• Exercise details: Copy every record below exactly as it stands.

• Entries shown:
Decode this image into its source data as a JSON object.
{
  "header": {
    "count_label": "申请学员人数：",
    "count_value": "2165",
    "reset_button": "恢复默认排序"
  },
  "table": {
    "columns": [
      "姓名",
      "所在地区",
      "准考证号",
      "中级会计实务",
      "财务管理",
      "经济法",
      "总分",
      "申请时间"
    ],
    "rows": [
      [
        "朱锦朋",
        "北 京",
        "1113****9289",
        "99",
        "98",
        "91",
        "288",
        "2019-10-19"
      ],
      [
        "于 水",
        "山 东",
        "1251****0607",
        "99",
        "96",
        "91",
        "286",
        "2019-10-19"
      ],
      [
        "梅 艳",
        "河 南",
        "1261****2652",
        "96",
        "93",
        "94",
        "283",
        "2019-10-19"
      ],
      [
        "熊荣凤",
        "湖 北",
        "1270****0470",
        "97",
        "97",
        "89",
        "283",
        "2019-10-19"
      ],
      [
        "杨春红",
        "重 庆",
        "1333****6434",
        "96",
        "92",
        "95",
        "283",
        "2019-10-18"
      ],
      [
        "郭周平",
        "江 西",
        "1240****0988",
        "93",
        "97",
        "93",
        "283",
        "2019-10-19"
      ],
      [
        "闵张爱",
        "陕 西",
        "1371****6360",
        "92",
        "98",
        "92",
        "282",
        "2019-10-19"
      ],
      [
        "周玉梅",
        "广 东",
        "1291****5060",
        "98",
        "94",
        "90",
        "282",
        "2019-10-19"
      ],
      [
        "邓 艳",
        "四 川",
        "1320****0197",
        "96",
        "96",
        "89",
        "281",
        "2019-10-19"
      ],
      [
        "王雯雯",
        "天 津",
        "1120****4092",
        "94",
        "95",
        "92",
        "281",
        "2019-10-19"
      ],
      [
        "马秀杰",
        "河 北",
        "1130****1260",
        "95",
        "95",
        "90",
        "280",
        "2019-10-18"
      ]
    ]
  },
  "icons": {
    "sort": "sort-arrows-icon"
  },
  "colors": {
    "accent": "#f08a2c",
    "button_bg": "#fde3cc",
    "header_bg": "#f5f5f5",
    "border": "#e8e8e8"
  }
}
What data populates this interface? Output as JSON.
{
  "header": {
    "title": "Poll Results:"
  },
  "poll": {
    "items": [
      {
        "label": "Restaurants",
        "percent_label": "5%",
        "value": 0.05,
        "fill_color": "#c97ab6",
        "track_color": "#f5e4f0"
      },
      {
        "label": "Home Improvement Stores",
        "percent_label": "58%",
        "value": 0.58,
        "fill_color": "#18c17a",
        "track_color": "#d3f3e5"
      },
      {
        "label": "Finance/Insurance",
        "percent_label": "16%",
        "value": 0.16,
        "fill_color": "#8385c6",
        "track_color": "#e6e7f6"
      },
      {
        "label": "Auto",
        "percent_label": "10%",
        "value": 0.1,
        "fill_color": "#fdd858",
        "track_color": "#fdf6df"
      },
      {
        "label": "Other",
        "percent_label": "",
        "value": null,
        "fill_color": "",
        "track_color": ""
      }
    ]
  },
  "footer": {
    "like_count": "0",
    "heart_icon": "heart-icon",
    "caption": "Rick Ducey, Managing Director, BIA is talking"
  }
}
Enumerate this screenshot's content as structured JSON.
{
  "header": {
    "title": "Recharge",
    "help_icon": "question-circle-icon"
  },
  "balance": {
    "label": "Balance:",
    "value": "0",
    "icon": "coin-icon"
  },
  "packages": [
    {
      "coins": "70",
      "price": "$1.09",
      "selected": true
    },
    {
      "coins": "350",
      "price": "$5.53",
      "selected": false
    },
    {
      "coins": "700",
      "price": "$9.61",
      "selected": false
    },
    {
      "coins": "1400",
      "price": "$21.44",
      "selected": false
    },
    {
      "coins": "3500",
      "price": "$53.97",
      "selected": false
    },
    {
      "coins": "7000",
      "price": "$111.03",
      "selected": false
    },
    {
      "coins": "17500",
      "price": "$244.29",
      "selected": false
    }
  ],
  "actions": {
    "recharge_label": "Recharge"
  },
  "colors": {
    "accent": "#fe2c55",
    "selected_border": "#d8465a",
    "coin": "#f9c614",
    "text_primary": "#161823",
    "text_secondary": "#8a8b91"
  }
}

• Your solution:
Decode this image into its source data as a JSON object.
{
  "header": {
    "count_label": "申请学员人数：",
    "count_value": "2165",
    "reset_button": "恢复默认排序"
  },
  "table": {
    "columns": [
      "姓名",
      "所在地区",
      "准考证号",
      "中级会计实务",
      "财务管理",
      "经济法",
      "总分",
      "申请时间"
    ],
    "rows": [
      [
        "朱锦朋",
        "北 京",
        "1113****9289",
        "99",
        "98",
        "91",
        "288",
        "2019-10-19"
      ],
      [
        "于 水",
        "山 东",
        "1251****0607",
        "99",
        "96",
        "91",
        "286",
        "2019-10-19"
      ],
      [
        "梅 艳",
        "河 南",
        "1261****2652",
        "96",
        "93",
        "94",
        "283",
        "2019-10-19"
      ],
      [
        "熊荣凤",
        "湖 北",
        "1270****0470",
        "97",
        "97",
        "89",
        "283",
        "2019-10-19"
      ],
      [
        "杨春红",
        "重 庆",
        "1333****6434",
        "96",
        "92",
        "95",
        "283",
        "2019-10-18"
      ],
      [
        "郭周平",
        "江 西",
        "1240****0988",
        "93",
        "97",
        "93",
        "283",
        "2019-10-19"
      ],
      [
        "闵张爱",
        "陕 西",
        "1371****6360",
        "92",
        "98",
        "92",
        "282",
        "2019-10-19"
      ],
      [
        "周玉梅",
        "广 东",
        "1291****5060",
        "98",
        "94",
        "90",
        "282",
        "2019-10-19"
      ],
      [
        "邓 艳",
        "四 川",
        "1320****0197",
        "96",
        "96",
        "89",
        "281",
        "2019-10-19"
      ],
      [
        "王雯雯",
        "天 津",
        "1120****4092",
        "94",
        "95",
        "92",
        "281",
        "2019-10-19"
      ],
      [
        "马秀杰",
        "河 北",
        "1130****1260",
        "95",
        "95",
        "90",
        "280",
        "2019-10-18"
      ]
    ]
  },
  "icons": {
    "sort": "sort-arrows-icon"
  },
  "colors": {
    "accent": "#f08a2c",
    "button_bg": "#fde3cc",
    "header_bg": "#f5f5f5",
    "border": "#e8e8e8"
  }
}
What data populates this interface? Output as JSON.
{
  "header": {
    "title": "Poll Results:"
  },
  "poll": {
    "items": [
      {
        "label": "Restaurants",
        "percent_label": "5%",
        "value": 0.05,
        "fill_color": "#c97ab6",
        "track_color": "#f5e4f0"
      },
      {
        "label": "Home Improvement Stores",
        "percent_label": "58%",
        "value": 0.58,
        "fill_color": "#18c17a",
        "track_color": "#d3f3e5"
      },
      {
        "label": "Finance/Insurance",
        "percent_label": "16%",
        "value": 0.16,
        "fill_color": "#8385c6",
        "track_color": "#e6e7f6"
      },
      {
        "label": "Auto",
        "percent_label": "10%",
        "value": 0.1,
        "fill_color": "#fdd858",
        "track_color": "#fdf6df"
      },
      {
        "label": "Other",
        "percent_label": "",
        "value": null,
        "fill_color": "",
        "track_color": ""
      }
    ]
  },
  "footer": {
    "like_count": "0",
    "heart_icon": "heart-icon",
    "caption": "Rick Ducey, Managing Director, BIA is talking"
  }
}
Enumerate this screenshot's content as structured JSON.
{
  "header": {
    "title": "Recharge",
    "help_icon": "question-circle-icon"
  },
  "balance": {
    "label": "Balance:",
    "value": "0",
    "icon": "coin-icon"
  },
  "packages": [
    {
      "coins": "70",
      "price": "$1.09",
      "selected": true
    },
    {
      "coins": "350",
      "price": "$5.53",
      "selected": false
    },
    {
      "coins": "700",
      "price": "$9.61",
      "selected": false
    },
    {
      "coins": "1400",
      "price": "$21.44",
      "selected": false
    },
    {
      "coins": "3500",
      "price": "$53.97",
      "selected": false
    },
    {
      "coins": "7000",
      "price": "$111.03",
      "selected": false
    },
    {
      "coins": "17500",
      "price": "$244.29",
      "selected": false
    }
  ],
  "actions": {
    "recharge_label": "Recharge"
  },
  "colors": {
    "accent": "#fe2c55",
    "selected_border": "#d8465a",
    "coin": "#f9c614",
    "text_primary": "#161823",
    "text_secondary": "#8a8b91"
  }
}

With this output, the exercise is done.